Exercise requirements: All entries below are to be set down again exactly as given.

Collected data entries

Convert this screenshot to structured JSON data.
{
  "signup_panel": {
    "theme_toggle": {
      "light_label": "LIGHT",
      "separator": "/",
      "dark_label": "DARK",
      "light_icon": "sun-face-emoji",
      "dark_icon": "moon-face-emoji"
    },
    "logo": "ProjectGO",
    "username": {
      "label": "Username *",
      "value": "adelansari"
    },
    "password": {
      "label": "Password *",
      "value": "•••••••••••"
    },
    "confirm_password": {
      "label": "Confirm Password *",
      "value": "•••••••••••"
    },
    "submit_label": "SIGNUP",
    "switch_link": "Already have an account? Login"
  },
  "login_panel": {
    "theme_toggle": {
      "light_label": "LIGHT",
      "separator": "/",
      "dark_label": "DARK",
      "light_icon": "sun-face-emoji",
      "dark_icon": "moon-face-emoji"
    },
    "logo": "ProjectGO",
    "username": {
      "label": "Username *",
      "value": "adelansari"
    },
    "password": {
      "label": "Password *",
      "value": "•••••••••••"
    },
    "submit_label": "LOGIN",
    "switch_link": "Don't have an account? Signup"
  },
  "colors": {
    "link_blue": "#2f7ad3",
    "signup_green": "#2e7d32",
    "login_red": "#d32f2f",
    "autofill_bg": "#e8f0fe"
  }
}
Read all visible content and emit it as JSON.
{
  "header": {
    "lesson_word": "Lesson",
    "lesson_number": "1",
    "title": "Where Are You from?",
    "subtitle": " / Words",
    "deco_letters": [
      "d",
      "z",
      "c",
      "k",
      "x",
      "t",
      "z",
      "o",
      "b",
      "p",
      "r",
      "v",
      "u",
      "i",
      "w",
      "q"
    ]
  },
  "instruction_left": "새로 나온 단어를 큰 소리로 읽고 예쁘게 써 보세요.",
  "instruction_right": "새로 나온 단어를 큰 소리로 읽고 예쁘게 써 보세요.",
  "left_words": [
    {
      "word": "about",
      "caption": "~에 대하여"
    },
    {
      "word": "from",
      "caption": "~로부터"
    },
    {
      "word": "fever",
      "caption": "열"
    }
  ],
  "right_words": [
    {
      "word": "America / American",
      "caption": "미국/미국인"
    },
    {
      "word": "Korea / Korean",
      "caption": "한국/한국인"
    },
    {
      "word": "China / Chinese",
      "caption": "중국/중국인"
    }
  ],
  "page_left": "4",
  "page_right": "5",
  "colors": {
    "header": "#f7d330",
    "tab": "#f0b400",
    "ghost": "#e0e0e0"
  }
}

Reply:
Convert this screenshot to structured JSON data.
{
  "signup_panel": {
    "theme_toggle": {
      "light_label": "LIGHT",
      "separator": "/",
      "dark_label": "DARK",
      "light_icon": "sun-face-emoji",
      "dark_icon": "moon-face-emoji"
    },
    "logo": "ProjectGO",
    "username": {
      "label": "Username *",
      "value": "adelansari"
    },
    "password": {
      "label": "Password *",
      "value": "•••••••••••"
    },
    "confirm_password": {
      "label": "Confirm Password *",
      "value": "•••••••••••"
    },
    "submit_label": "SIGNUP",
    "switch_link": "Already have an account? Login"
  },
  "login_panel": {
    "theme_toggle": {
      "light_label": "LIGHT",
      "separator": "/",
      "dark_label": "DARK",
      "light_icon": "sun-face-emoji",
      "dark_icon": "moon-face-emoji"
    },
    "logo": "ProjectGO",
    "username": {
      "label": "Username *",
      "value": "adelansari"
    },
    "password": {
      "label": "Password *",
      "value": "•••••••••••"
    },
    "submit_label": "LOGIN",
    "switch_link": "Don't have an account? Signup"
  },
  "colors": {
    "link_blue": "#2f7ad3",
    "signup_green": "#2e7d32",
    "login_red": "#d32f2f",
    "autofill_bg": "#e8f0fe"
  }
}
Read all visible content and emit it as JSON.
{
  "header": {
    "lesson_word": "Lesson",
    "lesson_number": "1",
    "title": "Where Are You from?",
    "subtitle": " / Words",
    "deco_letters": [
      "d",
      "z",
      "c",
      "k",
      "x",
      "t",
      "z",
      "o",
      "b",
      "p",
      "r",
      "v",
      "u",
      "i",
      "w",
      "q"
    ]
  },
  "instruction_left": "새로 나온 단어를 큰 소리로 읽고 예쁘게 써 보세요.",
  "instruction_right": "새로 나온 단어를 큰 소리로 읽고 예쁘게 써 보세요.",
  "left_words": [
    {
      "word": "about",
      "caption": "~에 대하여"
    },
    {
      "word": "from",
      "caption": "~로부터"
    },
    {
      "word": "fever",
      "caption": "열"
    }
  ],
  "right_words": [
    {
      "word": "America / American",
      "caption": "미국/미국인"
    },
    {
      "word": "Korea / Korean",
      "caption": "한국/한국인"
    },
    {
      "word": "China / Chinese",
      "caption": "중국/중국인"
    }
  ],
  "page_left": "4",
  "page_right": "5",
  "colors": {
    "header": "#f7d330",
    "tab": "#f0b400",
    "ghost": "#e0e0e0"
  }
}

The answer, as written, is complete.